Saturday, 1 August 2015

Losing a chunk.

So i've mentioned it a few times on here - i've been steadily losing weight since February. It's settled now at about 74kg - in part because it just seemed to stop on it's own and its enough off so i'm no longer trying to actively lose weight. It is surprising to me how little food it takes to maintain this so far but i haven't been exercising a lot either.

I'm not sure if the initial trigger was all mental or all physical but in part the shock of getting gout and a full freezer and pantry bereft of 'gout friendly' foods kicked off a period of simply being able to lose weight on whim. I guess I somehow shrank my stomach enough to change how my body detects hunger and once it started I just ran with it - i can't say I tried too hard but I wanted to lose a bit for years. I still get hungry, it just doesn't really bother me like it used to and turn into an overwhelming need to eat. I did a few experiments in the midst to see how little I could get away with and it wasn't hunger that drove me to eat but a sore stomach.

At 92kg I was sadly bang on average for a bloke my age; but that is a lot more than my body can take. Although the belt was the first indication of making progress it wasn't till i broke under about 84kg that I looked (to myself) like I was making any progress; that's probably about when my waist to hip ratio broke under 1.0. After that each kg seemed noticeable one way or another.

I don't feel great or anything, but I would be lying if i didn't say I felt `less shit'.

Looking more like a Clark every year (matriarchal ancestry).

A couple of friends (but thankfully not all!) are already saying I "need to eat" like i'm underweight or something. I'm quite some way from that even if i'm below the average these days. I was skinny until I got a job in the city and started having rich lunches and regular Friday drinks together with a shorter commute cycle and it's slowly accumulated since.

The All Fat Diet

SBS has had a series of diet/health related shows on recently and out of curiosity I looked up some of the stuff i've been typically eating.

Apart from a very low total number of joules around 2/3 of the energy was from fats and oils. Protein was low. I think "diet", "light", "lite" and "low fat" foods are complete nonsense so I certainly wasn't having any of that.

Just bread and butter ended up being a big part of what I was eating (and i don't hold back on the butter). A few spuds and some rice at times. Lots of nuts, mostly almonds. Matured cheddar cheese. Lemons and limes as they are in season. Almost no meat, some but not much grog. Lots of coffee (usually black+none) and tea (green, or white+1/4). But I also had what herbs i could find in the garden mostly in tom-yum-like soup, and plenty of chillies and other random stuff along the way (the chillies were important in one critical way beyond making the bland more palatable). Lots and lots of water.

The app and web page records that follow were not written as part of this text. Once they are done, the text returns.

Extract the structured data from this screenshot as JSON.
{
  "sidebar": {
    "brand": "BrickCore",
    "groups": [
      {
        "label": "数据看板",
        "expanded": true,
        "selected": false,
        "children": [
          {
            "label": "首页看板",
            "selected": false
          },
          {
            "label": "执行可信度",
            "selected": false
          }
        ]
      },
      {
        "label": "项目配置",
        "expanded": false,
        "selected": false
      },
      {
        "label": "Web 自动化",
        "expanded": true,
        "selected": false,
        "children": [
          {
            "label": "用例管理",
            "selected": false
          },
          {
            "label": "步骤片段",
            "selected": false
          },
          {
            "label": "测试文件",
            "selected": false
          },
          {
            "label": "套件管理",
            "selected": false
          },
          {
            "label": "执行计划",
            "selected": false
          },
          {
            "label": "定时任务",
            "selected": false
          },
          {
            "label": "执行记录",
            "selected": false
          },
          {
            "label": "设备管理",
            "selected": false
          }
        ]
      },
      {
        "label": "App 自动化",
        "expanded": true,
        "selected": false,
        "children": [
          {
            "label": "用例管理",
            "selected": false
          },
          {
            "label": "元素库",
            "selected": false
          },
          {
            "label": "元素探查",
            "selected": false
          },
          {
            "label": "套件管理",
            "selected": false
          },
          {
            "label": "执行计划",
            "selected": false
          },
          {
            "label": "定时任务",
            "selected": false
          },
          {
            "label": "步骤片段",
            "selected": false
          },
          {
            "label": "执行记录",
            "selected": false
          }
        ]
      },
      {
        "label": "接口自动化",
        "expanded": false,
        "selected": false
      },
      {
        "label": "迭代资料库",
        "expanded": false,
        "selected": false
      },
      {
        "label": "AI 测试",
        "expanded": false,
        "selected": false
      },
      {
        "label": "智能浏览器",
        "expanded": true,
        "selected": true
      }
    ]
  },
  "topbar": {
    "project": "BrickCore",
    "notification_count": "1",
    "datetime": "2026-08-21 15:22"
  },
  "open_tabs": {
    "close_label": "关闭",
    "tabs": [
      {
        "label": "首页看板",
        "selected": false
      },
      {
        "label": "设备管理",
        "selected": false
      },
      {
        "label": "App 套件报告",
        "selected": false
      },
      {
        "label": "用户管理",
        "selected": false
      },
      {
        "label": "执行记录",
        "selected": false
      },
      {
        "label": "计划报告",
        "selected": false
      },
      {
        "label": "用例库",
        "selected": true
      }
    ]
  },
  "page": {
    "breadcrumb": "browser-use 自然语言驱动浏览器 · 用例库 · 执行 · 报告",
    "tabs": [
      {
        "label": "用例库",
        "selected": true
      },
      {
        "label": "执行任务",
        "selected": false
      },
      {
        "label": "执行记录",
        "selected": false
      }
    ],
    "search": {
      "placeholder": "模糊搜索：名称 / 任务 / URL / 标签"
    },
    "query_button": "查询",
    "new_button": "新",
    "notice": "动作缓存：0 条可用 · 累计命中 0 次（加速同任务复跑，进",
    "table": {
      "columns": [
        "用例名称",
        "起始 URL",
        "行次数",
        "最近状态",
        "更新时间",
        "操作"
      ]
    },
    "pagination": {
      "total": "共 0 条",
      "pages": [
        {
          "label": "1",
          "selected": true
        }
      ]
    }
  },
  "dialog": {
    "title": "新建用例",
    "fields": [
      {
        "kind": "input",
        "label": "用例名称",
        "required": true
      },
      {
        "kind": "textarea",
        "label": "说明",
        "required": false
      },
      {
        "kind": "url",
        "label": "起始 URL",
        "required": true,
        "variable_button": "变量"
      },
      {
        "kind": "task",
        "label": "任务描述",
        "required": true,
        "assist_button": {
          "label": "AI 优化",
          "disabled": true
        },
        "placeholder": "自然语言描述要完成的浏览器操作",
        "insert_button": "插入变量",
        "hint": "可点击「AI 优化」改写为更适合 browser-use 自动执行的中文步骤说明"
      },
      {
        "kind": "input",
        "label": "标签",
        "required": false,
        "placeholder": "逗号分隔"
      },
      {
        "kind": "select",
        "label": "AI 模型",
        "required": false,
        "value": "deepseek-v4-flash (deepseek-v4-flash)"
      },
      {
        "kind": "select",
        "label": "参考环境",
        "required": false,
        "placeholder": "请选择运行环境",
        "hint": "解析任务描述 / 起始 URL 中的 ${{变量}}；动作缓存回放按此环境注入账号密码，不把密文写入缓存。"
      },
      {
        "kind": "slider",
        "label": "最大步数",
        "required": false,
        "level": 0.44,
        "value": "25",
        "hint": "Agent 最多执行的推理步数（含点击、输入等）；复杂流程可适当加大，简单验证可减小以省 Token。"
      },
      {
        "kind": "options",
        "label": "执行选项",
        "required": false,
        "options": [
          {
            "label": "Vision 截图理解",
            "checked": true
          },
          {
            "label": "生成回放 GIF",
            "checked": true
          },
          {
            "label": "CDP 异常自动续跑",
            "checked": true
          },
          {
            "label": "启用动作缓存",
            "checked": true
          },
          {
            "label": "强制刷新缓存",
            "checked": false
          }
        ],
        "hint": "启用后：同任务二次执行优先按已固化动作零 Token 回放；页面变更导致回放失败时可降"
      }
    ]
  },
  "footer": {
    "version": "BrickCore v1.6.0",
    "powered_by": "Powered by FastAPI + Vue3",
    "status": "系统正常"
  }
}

This isn't what I had all of the time but it was in the majority. It's also not something i'll be continuing but it was certainly effective at losing some weight this time.

One thing I did notice is that big dinner means big morning hunger. I'd already noticed this before but i'm now more convinced of it. If you ignore it it just goes away but it's also easy to eat less at night.

A wretched hive of scum and villainy

This episode of gout also enforced just how useless the internet has become as a source of general information. Almost all the gout 'advice' is useless, being generous. Even the stuff from established medical sources wasn't terribly applicable to me due to being neither 70 nor obese.

For example low-fat is always recommended: but it's never specified whether that has anything (at all) to do with gout or merely just being overweight.

Anyway i'm glad I lost the weight, I wonder if it will stay off this time?

Update: Well 6 weeks later and it's still dropping - 72-73Kg now. I'm eating properly now too - probably better than i have for years and certainly not going hungry.